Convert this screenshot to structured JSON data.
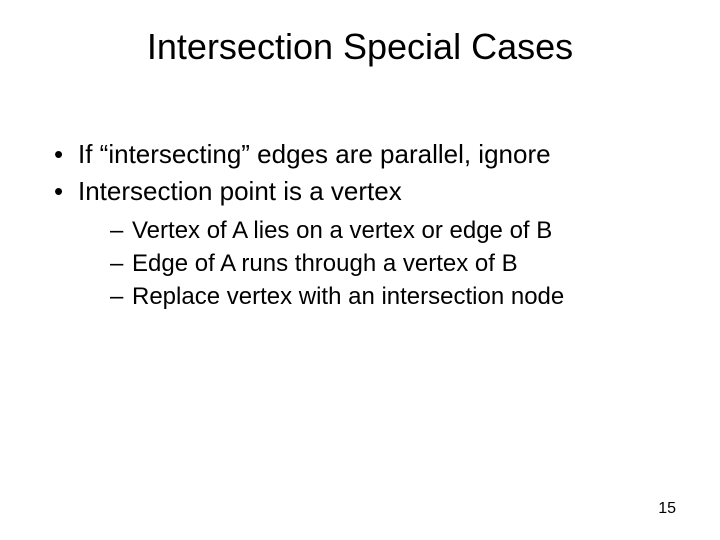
{
  "title": "Intersection Special Cases",
  "bullets": [
    "If “intersecting” edges are parallel, ignore",
    "Intersection point is a vertex"
  ],
  "sub_bullets": [
    "Vertex of A lies on a vertex or edge of B",
    "Edge of A runs through a vertex of B",
    "Replace vertex with an intersection node"
  ],
  "page_number": "15"
}
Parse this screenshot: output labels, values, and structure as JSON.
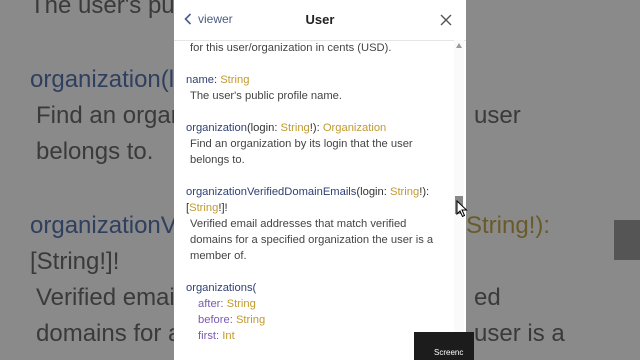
{
  "header": {
    "back_label": "viewer",
    "title": "User"
  },
  "fields": {
    "truncated_desc": "for this user/organization in cents (USD).",
    "name": {
      "label": "name",
      "sep": ": ",
      "type": "String",
      "desc": "The user's public profile name."
    },
    "organization": {
      "label": "organization",
      "arg_open": "(login: ",
      "arg_type": "String",
      "arg_close": "!): ",
      "type": "Organization",
      "desc": "Find an organization by its login that the user belongs to."
    },
    "verified": {
      "label": "organizationVerifiedDomainEmails",
      "arg_open": "(login: ",
      "arg_type": "String",
      "arg_close": "!):",
      "ret_open": "[",
      "ret_type": "String",
      "ret_close": "!]!",
      "desc": "Verified email addresses that match verified domains for a specified organization the user is a member of."
    },
    "organizations": {
      "label": "organizations(",
      "args": [
        {
          "name": "after",
          "type": "String"
        },
        {
          "name": "before",
          "type": "String"
        },
        {
          "name": "first",
          "type": "Int"
        }
      ]
    }
  },
  "background_text": {
    "l1": "The user's pub",
    "l2_fn": "organization(lo",
    "l3": "Find an organ",
    "l3r": "user",
    "l4": "belongs to.",
    "l5_fn": "organizationV",
    "l5r": "String!):",
    "l6": "[String!]!",
    "l7": "Verified email",
    "l7r": "ed",
    "l8": "domains for a",
    "l8r": "user is a",
    "watermark": "Screenc"
  },
  "colors": {
    "field": "#2f3f72",
    "type": "#c19a2e",
    "arg": "#7a5bb0"
  }
}
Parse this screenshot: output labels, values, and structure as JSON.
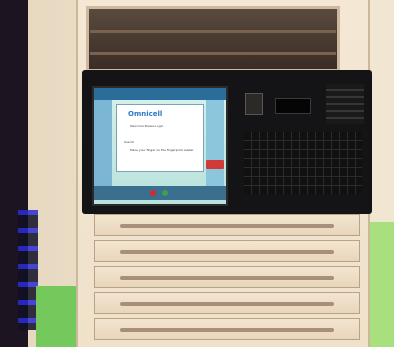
{
  "image": {
    "subject": "medication-dispensing-cabinet",
    "kiosk_screen": {
      "logo_text": "Omnicell",
      "dialog_line1": "Welcome Please Login",
      "dialog_line2": "Use ID",
      "dialog_line3": "Place your finger on the fingerprint reader"
    }
  },
  "colors": {
    "screen_accent": "#2a6c9a",
    "logo_blue": "#2a77c8",
    "alert_red": "#d23a3a"
  }
}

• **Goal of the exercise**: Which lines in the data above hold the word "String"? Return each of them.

• **Answer to the problem**:
      "type": "String",
      "arg_type": "String",
      "arg_type": "String",
      "ret_type": "String",
          "type": "String"
          "type": "String"
    "l5r": "String!):",
    "l6": "[String!]!",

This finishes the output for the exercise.